    Missing leaders who commit morally atrocious deeds is fawning and deference, since it implies one can paper over those egregious actions.

  20. Vivec says

    It is possible to find Obama to have been a good, or even commendable president in some areas, while also acknowledging that he is also guilty of war crimes and directly responsible as commander in chief for slaughtering innocents.

    The ACA is the only reason my family still has healthcare, and overall I’m glad we got him rather than an idiot like McCain or Romney, but I’m not going to blow smoke up his ass and pretend he’s just some tragic onlooker, completely incapable of stopping the drone strikes that slaughter families.

  21. consciousness razor says


    Jeez, Americans love their political dynasties! Maybe Michelle Obama can fight Chelsea Clinton for the nomination in 2024, with the winner going up against another Bush?

    Billy may need a job. (Then again … has he ever?) His magic blood makes him a prime candidate.


    who assassinated the first American Citizen without due process

    Just wondering. What would it mean to assassinate someone with due process?

    Would that be like the death penalty? Was Obama also responsible when the first citizen was executed … “with due process”? Or are you just full of shit?

    Why is it not a problem when a non-“American Citizen” isn’t afforded due process or other basic rights?

    oversaw a coup in Honduras

    Not sure what you mean by this. Obama orchestrated a coup? Or he saw it, more or less passively and distantly, as if looking over their shoulders, and didn’t stop it from happening or condemn it strongly?

  22. numerobis says

    I’m going to miss the Obamas because I can’t imagine a better alternative.

    He’s accomplished a great deal domestically despite disloyal opposition, and abroad he’s defused to some extent two long-standing petulant conflicts (Cuba and Iran).

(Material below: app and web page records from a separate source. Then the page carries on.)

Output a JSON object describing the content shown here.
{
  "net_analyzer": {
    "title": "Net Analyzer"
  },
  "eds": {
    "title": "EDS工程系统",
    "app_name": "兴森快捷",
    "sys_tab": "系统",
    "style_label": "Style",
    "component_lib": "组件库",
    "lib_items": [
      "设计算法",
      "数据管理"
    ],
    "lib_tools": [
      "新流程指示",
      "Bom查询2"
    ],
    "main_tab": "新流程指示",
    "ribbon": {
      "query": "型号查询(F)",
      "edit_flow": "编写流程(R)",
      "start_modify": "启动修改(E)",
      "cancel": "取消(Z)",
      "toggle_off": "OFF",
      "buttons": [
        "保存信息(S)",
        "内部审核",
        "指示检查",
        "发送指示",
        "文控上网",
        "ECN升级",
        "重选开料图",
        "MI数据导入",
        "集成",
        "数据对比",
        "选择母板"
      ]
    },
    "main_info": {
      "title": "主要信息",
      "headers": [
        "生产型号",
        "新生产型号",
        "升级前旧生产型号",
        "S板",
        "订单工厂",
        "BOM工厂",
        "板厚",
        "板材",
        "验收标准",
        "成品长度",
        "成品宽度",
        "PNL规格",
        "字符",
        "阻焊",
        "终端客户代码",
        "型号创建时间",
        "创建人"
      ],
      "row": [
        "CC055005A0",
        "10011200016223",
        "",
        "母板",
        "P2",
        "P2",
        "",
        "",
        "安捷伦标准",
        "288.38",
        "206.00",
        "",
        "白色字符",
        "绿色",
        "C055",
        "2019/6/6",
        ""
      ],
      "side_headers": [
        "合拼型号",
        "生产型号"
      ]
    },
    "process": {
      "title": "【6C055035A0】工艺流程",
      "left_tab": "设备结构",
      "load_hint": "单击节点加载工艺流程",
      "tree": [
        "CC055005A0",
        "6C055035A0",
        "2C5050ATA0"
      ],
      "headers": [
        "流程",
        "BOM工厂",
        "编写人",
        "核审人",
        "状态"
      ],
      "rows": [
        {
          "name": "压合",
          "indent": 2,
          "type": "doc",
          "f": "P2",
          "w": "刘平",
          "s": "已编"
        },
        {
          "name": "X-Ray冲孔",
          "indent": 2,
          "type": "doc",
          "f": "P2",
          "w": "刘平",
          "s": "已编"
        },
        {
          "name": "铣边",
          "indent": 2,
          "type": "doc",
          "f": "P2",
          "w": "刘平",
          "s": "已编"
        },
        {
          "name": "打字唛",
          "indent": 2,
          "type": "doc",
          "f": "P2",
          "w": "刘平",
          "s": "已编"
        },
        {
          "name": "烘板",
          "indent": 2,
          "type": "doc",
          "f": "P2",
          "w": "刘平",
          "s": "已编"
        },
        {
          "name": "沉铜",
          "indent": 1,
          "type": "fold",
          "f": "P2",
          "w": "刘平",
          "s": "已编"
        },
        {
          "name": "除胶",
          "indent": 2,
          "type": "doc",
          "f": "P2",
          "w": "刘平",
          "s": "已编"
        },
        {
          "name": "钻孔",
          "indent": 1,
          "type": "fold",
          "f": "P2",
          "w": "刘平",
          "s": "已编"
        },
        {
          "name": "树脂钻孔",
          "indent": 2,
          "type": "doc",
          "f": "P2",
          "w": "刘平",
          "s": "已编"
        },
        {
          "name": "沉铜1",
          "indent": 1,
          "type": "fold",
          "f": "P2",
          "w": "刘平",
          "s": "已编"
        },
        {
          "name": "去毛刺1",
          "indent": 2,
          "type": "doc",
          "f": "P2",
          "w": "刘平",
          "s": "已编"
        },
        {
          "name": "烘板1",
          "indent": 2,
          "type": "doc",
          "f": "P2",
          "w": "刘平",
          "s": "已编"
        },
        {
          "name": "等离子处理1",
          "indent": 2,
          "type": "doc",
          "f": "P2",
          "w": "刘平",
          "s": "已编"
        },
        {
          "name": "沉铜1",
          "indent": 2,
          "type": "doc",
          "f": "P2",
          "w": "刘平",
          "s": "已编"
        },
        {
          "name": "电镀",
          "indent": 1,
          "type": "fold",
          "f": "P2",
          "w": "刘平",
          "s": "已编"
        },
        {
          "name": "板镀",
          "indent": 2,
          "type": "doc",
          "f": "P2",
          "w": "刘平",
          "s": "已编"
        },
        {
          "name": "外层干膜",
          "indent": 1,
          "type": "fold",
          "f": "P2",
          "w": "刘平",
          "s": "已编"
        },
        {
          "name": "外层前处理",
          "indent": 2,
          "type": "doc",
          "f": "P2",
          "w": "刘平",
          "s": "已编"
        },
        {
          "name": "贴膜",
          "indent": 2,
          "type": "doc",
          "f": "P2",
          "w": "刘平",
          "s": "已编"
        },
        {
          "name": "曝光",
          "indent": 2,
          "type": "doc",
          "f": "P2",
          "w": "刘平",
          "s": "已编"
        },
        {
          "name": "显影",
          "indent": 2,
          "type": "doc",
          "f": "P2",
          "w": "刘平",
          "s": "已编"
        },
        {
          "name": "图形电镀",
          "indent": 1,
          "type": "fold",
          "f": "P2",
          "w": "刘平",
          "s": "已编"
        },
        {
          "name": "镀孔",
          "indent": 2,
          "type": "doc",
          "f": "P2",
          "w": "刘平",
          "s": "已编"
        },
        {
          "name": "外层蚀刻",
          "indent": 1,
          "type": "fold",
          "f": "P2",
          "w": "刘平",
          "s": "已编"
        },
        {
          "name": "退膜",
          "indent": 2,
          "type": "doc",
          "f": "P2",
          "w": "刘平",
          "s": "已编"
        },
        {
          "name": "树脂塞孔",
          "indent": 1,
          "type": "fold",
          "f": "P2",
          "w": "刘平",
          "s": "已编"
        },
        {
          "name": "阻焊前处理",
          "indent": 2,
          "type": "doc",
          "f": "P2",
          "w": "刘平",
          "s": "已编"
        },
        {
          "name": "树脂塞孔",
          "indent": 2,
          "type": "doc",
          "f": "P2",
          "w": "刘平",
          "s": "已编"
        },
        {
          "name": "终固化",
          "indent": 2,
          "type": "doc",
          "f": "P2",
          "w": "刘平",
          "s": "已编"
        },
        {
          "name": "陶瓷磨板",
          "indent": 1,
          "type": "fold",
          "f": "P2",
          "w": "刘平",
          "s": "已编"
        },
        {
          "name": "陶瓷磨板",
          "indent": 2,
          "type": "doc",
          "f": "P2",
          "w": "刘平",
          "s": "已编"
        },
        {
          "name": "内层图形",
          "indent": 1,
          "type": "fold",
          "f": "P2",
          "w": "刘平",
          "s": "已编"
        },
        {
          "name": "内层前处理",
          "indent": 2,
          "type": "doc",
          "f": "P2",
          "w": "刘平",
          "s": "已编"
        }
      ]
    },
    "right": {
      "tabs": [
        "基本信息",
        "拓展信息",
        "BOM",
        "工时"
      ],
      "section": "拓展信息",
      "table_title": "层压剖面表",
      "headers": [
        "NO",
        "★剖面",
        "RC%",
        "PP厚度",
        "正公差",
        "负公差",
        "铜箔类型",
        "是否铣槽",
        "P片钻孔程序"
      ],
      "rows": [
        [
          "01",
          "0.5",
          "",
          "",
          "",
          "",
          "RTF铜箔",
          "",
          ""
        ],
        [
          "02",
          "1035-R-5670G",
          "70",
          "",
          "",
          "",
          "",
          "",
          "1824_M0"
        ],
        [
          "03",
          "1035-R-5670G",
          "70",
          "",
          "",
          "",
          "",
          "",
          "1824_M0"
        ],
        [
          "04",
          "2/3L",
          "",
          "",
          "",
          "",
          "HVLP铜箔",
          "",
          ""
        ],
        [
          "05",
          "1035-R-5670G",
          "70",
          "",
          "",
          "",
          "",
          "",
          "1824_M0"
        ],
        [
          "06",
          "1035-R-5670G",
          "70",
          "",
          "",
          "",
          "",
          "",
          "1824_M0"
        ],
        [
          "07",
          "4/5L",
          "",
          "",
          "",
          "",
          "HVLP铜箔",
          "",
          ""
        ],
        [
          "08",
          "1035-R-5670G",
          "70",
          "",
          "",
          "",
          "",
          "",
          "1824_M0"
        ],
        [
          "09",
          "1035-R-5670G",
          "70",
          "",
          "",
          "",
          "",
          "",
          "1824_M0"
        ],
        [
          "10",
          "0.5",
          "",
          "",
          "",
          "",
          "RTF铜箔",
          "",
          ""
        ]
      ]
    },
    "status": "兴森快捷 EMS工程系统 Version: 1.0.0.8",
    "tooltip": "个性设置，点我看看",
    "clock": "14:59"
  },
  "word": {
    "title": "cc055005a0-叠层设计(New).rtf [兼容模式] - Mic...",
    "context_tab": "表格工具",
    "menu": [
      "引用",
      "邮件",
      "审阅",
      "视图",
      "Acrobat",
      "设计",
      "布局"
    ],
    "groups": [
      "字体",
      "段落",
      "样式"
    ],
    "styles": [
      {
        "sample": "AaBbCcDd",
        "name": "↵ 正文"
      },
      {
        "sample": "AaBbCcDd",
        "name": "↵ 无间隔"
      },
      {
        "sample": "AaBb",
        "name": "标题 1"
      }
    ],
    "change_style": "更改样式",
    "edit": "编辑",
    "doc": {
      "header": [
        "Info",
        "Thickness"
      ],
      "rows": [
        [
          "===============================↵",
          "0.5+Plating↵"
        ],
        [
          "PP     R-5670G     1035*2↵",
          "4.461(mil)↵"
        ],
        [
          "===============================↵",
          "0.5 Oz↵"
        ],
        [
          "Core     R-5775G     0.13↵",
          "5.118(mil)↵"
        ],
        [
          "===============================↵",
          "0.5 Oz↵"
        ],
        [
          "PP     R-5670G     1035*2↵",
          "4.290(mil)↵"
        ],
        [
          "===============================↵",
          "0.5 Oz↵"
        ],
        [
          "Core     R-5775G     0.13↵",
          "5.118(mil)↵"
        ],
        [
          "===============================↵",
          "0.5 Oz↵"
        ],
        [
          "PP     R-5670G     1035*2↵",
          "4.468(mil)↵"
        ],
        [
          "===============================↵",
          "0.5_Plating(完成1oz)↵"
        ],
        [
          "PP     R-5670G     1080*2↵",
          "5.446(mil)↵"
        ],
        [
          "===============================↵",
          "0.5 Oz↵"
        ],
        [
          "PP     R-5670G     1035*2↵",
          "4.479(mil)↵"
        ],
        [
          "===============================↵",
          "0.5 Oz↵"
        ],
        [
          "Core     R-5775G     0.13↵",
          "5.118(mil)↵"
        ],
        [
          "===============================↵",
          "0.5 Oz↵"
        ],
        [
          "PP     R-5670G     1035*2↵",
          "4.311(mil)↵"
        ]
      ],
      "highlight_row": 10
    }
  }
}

    The drone war bothers me deeply, even more so US support for crushing the Arab spring in Egypt and Saudi (which has invaded two countries — Yemen and Bahrain — to prevent the Arab spring from spreading).

  23. jack16 says

    I had some hope for Obama when he was elected and then he selected a wall street cabinet. What does Michelle say to him about his atrocities? Does she only get mad within a month of elections?

  24. John Morales says

    jack16, WTF?

    You don’t dispute the gist of of the OP or this thread, but insinuate she’s a hypocrite nonetheless?

    In passing, PZ and others within the commenter-base here had trepidations about Obama before he was elected, so they probably weren’t quite so disappointed as you claim to be.